The recently ended Little League World Series, full of oversized boys bashing home runs over pulled-in fences, looked nothing like the game I played.
What I remember most about playing baseball at that age is being scared shitless at the plate. Baseball is hard enough for grown-ups.
But when facing some sidewinding pitcher four years your senior, the fear is real. I always felt I’d won when I returned home without a bruise from a beaning.
Besides, half the fun of Little League was the concession stand.
For a kid with a sweet tooth, it was a cavity store at which you couldn’t wait to shop. Taffy. Snickers and Three Musketeers candy bars.
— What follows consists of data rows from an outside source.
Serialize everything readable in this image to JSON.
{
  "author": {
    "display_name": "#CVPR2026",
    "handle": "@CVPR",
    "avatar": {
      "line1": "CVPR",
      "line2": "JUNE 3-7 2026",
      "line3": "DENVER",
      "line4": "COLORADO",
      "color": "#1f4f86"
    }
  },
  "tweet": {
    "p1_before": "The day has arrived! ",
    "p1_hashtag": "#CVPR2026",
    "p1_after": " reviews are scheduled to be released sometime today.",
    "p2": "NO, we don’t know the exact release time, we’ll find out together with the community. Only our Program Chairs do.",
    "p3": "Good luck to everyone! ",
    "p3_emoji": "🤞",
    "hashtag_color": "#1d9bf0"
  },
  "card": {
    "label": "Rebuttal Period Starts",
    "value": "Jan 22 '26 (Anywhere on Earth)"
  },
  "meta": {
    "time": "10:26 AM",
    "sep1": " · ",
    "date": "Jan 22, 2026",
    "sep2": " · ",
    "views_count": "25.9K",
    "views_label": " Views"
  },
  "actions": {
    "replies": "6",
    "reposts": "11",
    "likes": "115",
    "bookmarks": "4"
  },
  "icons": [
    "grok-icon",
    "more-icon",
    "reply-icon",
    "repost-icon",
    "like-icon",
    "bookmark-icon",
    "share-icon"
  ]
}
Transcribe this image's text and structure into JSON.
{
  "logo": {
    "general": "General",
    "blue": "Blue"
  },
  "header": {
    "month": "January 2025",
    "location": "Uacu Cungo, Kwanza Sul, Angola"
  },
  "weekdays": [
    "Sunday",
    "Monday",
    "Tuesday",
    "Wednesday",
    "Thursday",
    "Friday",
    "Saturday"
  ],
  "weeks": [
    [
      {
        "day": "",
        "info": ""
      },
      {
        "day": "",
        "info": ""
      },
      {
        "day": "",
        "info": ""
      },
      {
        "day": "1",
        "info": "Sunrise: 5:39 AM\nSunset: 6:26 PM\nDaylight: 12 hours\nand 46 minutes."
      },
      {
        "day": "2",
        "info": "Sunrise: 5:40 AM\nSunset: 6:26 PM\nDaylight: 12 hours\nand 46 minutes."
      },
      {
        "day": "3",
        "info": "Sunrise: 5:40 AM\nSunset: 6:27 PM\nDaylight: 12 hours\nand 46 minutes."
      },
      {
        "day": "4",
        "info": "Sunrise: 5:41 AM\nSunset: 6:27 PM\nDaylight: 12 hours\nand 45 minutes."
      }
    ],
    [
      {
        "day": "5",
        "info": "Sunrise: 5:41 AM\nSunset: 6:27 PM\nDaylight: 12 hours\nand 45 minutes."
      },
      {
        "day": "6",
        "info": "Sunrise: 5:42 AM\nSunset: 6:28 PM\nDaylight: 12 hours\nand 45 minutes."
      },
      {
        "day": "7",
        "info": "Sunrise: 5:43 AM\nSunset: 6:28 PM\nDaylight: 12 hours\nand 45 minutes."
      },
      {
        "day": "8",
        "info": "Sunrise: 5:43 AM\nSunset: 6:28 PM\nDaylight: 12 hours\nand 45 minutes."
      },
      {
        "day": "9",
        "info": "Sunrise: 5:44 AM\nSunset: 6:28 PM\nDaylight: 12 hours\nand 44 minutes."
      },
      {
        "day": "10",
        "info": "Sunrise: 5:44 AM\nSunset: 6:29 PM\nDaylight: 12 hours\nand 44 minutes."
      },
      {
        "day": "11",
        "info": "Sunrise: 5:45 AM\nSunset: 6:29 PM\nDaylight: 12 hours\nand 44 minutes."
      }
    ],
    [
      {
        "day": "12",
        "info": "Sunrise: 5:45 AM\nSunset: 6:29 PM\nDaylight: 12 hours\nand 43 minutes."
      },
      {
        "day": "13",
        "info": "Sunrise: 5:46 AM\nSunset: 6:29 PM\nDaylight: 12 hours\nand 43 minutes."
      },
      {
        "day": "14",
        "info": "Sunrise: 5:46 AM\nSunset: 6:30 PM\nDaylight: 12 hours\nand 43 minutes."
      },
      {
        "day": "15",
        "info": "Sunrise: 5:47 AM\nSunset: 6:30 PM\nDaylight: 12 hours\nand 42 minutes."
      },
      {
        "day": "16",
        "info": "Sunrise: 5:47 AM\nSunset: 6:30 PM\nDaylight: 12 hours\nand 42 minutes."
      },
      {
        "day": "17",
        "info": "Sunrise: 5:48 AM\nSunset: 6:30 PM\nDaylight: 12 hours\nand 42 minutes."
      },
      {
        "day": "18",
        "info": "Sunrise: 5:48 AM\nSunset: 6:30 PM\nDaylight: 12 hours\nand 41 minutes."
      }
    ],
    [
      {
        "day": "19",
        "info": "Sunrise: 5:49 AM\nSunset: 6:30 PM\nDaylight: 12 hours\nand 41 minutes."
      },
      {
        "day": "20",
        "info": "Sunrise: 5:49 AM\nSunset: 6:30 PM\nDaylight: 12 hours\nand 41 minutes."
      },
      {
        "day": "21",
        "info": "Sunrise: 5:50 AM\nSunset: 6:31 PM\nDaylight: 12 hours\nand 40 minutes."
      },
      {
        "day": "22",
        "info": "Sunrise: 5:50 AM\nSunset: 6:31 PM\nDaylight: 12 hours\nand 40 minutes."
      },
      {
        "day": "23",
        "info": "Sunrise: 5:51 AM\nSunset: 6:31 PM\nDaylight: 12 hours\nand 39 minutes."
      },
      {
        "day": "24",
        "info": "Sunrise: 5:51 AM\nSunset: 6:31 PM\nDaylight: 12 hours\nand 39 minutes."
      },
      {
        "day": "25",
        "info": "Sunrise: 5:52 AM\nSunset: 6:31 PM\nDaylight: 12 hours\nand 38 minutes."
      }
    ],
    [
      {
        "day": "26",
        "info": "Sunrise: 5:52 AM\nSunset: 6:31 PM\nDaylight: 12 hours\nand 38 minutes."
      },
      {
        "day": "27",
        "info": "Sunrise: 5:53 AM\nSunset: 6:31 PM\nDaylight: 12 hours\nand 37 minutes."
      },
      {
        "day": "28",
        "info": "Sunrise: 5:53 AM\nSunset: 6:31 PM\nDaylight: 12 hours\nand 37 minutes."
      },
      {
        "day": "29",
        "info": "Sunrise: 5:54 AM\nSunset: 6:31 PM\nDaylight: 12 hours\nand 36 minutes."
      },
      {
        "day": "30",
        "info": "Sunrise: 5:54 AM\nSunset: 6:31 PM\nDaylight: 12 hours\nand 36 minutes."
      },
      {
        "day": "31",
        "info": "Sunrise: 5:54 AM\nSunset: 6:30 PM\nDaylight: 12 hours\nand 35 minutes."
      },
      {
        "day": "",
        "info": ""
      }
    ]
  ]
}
Dubble Bubble bubble gum by the bucket.
And in the dead of summer, nothing beat a snow cone with extra syrup that you could sip out of the bottom of the cup.
The field I played on was destroyed decades ago.
But I still can see the cinder block dugouts, parents parked in lawn chairs behind the backstop, clouds of bugs buzzing atop the light towers. I can taste the windblown dirt. I can hear the “Hey, batter batter” infield chatter rising as the pitcher completes his wind-up.
When it was all over, you slipped your glove through the handlebars, hopped on a bike and rode home, illuminated in the darkness by the headlights of passing cars.